Your application may use different formats for data values such as Date, Time or other forms of data. Transformation services may be required to translate the data between your app and the endpoint’s data structure to ensure integrity of the data. As with data mapping your application will need to persist the transformations for each instance of an endpoint that your app is connecting with.
Determine which methods your application needs to execute against each data object (Create, Retrieve, Update, Delete, Search). Consider which app will be mastering the data vs. consuming the data to avoid conflicts and having to manage more complex data synchronization scenarios. Often you can start with a read-only integration and then introduce update and delete methods as you mature your integration.
Will users need to interactively engage with data in the endpoint to perform the CRUD(S) operations? Interactions may include selecting files or data records, updating or deleting data from the endpoint to provide a seamless integration experience for the user from within your application..
Determine if you need to synchronize data between your application and the endpoint. Many endpoints support webhooks that can be used to simply automate the workflow keeping your application up-to-date with changes (events) at the endpoint such as new data being added, deleted or modified.
How will you support and manage the integration? You will need to capture usage and log data to support the integration to keep your operation team in the know. Determine how to handle alerts and notifications from the endpoint regarding service outages, API changes, etc.
Lastly, although this is not a step in the integration process, you will need to consider how to maintain the integration. APIs change frequently, so develop a strategy now for staying on top of changes introduced by the services you are connecting. This includes managing version control, to ensure your integration doesn’t break as changes are introduced.

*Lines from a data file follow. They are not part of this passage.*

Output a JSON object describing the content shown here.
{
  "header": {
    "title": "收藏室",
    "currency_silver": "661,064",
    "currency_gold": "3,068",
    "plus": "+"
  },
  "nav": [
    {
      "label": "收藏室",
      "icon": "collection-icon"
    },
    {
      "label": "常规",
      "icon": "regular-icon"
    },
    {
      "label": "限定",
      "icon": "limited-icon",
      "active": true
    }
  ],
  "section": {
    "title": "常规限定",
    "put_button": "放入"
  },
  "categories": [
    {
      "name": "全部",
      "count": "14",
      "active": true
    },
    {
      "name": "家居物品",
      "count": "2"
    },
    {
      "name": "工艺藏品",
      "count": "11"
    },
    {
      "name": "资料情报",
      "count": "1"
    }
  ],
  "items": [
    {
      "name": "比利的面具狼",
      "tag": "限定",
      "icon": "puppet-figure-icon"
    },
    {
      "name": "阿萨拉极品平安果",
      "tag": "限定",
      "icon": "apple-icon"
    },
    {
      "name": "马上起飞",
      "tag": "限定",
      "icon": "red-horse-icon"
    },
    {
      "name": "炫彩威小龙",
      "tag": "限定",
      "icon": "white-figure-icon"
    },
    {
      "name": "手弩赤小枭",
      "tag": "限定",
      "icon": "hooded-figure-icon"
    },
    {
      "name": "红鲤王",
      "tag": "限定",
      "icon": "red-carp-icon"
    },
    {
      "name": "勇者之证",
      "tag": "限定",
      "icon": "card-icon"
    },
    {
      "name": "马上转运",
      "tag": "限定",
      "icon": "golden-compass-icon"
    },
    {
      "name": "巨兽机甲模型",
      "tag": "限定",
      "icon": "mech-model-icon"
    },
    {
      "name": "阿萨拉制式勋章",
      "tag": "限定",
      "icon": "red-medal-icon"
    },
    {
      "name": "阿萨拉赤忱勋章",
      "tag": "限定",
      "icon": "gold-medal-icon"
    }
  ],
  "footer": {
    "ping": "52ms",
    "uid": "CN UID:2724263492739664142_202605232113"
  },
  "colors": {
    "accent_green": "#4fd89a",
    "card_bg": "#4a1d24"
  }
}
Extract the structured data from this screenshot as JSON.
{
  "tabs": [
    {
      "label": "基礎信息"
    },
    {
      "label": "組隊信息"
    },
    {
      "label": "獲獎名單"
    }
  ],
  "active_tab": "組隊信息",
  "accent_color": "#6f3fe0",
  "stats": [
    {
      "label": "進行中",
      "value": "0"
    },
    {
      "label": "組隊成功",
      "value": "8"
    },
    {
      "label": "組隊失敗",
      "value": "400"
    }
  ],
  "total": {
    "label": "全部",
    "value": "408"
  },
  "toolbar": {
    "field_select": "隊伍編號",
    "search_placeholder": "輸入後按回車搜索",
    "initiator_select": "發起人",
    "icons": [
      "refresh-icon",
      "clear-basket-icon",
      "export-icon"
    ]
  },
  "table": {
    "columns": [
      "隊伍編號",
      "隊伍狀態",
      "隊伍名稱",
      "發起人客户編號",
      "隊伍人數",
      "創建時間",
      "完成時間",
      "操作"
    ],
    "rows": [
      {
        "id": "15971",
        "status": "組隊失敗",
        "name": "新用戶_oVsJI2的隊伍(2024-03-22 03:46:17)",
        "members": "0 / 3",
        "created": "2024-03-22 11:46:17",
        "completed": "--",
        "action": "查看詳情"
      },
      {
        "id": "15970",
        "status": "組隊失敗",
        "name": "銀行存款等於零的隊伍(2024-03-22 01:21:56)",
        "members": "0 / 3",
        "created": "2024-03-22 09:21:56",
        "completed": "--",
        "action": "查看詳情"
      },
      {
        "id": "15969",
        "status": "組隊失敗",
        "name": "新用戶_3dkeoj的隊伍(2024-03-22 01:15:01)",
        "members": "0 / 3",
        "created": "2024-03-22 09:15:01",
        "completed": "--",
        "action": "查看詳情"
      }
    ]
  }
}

Meanwhile, if you need help creating a killer cooperative app: Try Cloud Elements. Download our eBook for a in depth look at designing API integrations.